Bootstrap Jaq scoffs. Her head is shaking again; I can hear the jangle of her earrings. Jaq says, “Ain’t nobody laying down with a janky-ass monkey. You ever been to the zoo, Earrrrrlllll? Mister John? The monkeys sit there flinging their own mess. You have to be something kinky to be into that. No. More likely, hunter kills a sick ape. Or some dude got the virus from a monkey scratch.”
“A monkey scratch?” John Chardonnay laughs, smug on his spiked tea. “Love, we had a saying, before heading into port, ‘Don’t scratch the monkey’. No matter how badly they ask for it.” John reaches his fingers to tap his shaved skull, “They like it right here behind the ear.”
“What are you going to do, Jaq?” the Earl of Feck Hall asks. His face is furrowed with feigned worry, his dense eyebrows twitching like caterpillars at a pie-eating contest. “When all the madness is over? Go back to only selling Slurpees?”

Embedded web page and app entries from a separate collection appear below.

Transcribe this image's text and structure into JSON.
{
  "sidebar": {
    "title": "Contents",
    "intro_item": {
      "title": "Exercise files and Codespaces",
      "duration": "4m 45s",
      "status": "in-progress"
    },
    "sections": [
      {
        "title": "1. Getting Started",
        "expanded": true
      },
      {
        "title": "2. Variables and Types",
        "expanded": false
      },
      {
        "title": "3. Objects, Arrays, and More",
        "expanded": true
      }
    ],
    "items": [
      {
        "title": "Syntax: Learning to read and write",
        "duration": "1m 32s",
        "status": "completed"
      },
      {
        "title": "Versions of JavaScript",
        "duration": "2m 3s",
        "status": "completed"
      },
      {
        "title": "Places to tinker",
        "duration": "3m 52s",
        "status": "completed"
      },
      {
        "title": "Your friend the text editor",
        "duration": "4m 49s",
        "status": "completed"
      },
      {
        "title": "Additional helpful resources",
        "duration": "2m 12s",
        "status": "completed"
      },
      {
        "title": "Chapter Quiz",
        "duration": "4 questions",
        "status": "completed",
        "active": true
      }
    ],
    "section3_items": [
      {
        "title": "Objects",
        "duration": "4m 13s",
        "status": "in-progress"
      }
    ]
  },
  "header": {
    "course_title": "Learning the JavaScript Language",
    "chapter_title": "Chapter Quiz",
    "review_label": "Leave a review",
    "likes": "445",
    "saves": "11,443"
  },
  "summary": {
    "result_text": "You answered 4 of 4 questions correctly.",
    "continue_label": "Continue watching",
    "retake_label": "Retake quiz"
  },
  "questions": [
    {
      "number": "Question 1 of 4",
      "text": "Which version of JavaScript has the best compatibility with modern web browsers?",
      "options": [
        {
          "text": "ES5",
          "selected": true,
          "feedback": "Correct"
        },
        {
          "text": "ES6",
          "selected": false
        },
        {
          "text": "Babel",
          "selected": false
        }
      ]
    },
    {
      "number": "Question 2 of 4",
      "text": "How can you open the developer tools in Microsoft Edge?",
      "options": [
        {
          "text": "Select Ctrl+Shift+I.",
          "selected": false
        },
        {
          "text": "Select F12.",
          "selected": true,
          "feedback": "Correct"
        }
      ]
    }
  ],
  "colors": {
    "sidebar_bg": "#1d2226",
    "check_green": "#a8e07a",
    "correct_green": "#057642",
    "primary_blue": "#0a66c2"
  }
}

Bootstrap Jaq tilts her head down and with the charm of a schoolmarm, looks up at Earl. She says his name as if it held five times the consonants, “Earrrrrlllll, there ain’t any end to this madness. Governor can open the economy all he wants, but that don’t mean the pork men in East Dakota are going to stop dying which means fewer pork chops sent to F-L-A. When you go to the grocery store and see they are out of baby-back, you’re going to know the only place to get a rib is going to be down at the 7-11 if you ask Miss Jaq nicely. I’ll be just fine; don’t you worry about me, Earrrrrlllll.”
My cell phone vibrates in my pocket. It is a message from my bunker-partner, Josefina. “Have you found your mother?” Damn. I scan the nearby horizon. I text back, “NOPE.” Then “still lookin might check 711”. I am not a regular at the Hawk Haven 7-11, mind. Mother Neverman went missing this morning and the most logical place she would seek – on foot – would be the convenience store where she could get a bottle of kombucha and the local paper. Perhaps it is time I returned to my search. I thank the Earl of Feck Hall for the beer and Bootstrap Jaq for the hospitality. I get back on my bicycle and, after a wobbly start, renew my search for Mom.